Finance departments have been slow to adopt cloud solutions, but its transformative impact can no longer be ignored. Keith Mattioli, principal, advisory, KPMG in the US, takes CFO Agenda through the potential benefits and challenges facing CFOs looking to the cloud.
It’s no secret that CFOs have a lot on their minds. Managing the risks of an ongoing economic crisis, and understanding and implementing the rules of a new regulatory regime are challenging tasks.
At the same time as navigating this fallout, many CFOs are looking to help their businesses expand. Gone are the days where finance chiefs were confined to simple accounting functions; today’s crop are widely seen as strategic partners to the general business, and are expected to participate actively in its transformation.
Of course, entering new markets and geographies presents significant challenges to the way finance teams are structured. When done badly, mergers and acquisitions can create architectures of discontinuity – a disorderly network of ad-hoc systems bolted on-top of one another.
Sticking with the old ERP systems is unlikely to offer what finance departments really need in the future. Acquisitions by the larger software vendors have created a broadly stagnant market that cannot provide the infrastructure needed to support business growth.
“Increased requirements have caused leaders in finance organisations to consider alternative approaches that fundamentally change the way they view the finance function,” Mattioli says. “The emergence of new providers and solutions powered by a software-as-a-service (SaaS) model is giving finance organisations options that previously did not exist.”
The introduction of cloud computing to the finance function represents what might be called the third wave of SaaS solutions. Originally reserved for sales-oriented CRM platforms, the service gradually branched out to include human capital management and finally, financial processes.
“The SaaS model is important because it addresses some of the challenges today’s financial systems face,” Mattioli says. “Their lack of agility and dependence on back-office IT for basic or complex changes is particularly problematic. Solutions built on the SaaS model take advantage of the new computing paradigms that have arisen over recent years, such as new user interfaces, better collaboration through social interactions, built-in mobile capabilities and a focus on increasing access to data via embedded analytics.”
"Though old ERP systems remain widespread, new research suggests that CFOs are increasingly looking to the cloud as an alternative approach."
“KPMG research indicates that many are ready and willing to move finance and accounting-related systems and applications to the cloud,” Mattioli says. “When asked about the practicality of moving these functions to the cloud, the vast majority of respondents to the survey said it was either ‘very practical’ or ‘somewhat practical’.”
For CFOs, part of the logic of the cloud is the opportunity to control initial capital outlays. With so many companies finding their existing ERP systems cannot cope with changes to the business, costly up-grades and reimplementation are important to avoid.
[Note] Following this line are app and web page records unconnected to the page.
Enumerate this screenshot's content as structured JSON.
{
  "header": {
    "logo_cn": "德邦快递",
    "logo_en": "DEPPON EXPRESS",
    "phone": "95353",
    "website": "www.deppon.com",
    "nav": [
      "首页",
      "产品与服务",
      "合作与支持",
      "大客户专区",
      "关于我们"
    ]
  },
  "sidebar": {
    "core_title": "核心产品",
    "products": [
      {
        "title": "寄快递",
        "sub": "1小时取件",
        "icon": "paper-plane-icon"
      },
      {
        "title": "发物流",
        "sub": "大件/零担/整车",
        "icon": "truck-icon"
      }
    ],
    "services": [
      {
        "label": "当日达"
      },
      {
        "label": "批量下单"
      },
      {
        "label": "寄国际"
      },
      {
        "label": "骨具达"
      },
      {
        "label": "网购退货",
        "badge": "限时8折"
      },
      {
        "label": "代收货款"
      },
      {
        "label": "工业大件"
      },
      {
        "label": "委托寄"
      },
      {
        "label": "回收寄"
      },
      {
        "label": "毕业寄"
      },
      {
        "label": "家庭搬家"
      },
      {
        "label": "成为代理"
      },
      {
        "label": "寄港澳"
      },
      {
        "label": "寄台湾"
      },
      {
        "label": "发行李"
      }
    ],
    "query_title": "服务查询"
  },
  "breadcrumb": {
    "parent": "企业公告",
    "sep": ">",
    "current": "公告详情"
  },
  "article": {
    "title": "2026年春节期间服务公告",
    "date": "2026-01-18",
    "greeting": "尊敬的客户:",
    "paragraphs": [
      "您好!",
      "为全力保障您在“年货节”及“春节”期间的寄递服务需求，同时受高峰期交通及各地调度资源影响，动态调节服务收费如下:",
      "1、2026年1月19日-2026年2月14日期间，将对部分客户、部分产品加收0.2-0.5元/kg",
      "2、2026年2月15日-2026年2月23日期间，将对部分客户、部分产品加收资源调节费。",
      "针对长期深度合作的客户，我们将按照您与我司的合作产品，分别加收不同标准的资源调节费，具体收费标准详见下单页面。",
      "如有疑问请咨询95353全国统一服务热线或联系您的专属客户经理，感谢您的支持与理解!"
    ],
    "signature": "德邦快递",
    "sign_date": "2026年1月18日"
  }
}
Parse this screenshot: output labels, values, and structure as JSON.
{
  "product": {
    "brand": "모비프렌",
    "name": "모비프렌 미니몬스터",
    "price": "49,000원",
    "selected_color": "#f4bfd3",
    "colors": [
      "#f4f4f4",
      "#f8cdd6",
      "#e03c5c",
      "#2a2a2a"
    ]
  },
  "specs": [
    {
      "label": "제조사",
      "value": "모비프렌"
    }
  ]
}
Equally important is information. New SaaS technology can provide companies with a far smarter way of viewing, organising and visualising key financial data.
“You may be getting complaints from your internal customers about data overload, inconsistent data, and no single source of truth,” Mattioli says.
“Managing your financial transactions and accounting using a combination of a heavily customised, outdated version of traditional, on-premise ERP and several point solutions is challenging. Areas like revenue recognition or dynamic, usage-based billing are good examples of business processes that do not have the required flexibility in today’s ERP systems. SaaS solutions offer standardised processes, controls and automation that can help transition finance resources from the mentality of just getting the books closed or number crunching to more effectively supporting finance’s internal and external customers.”
Like other areas, the actual transformation process needn’t require an all-or-nothing approach. Using the cloud for finance offers the opportunity for a genuinely transformative approach but CFOs can instigate change incrementally, at a pace that suits their business.
“It’s an emotional challenge,” Mattioli admits. “Even with the considerable advantages, moving all or part of your financial processes to the cloud is a business challenge. Having a clear vision and strategy with the right executive sponsorship can provide the overall governance required, whether you’re looking to migrate from your current ERP platform, upgrade your current platform or move to a best-of-breed approach.”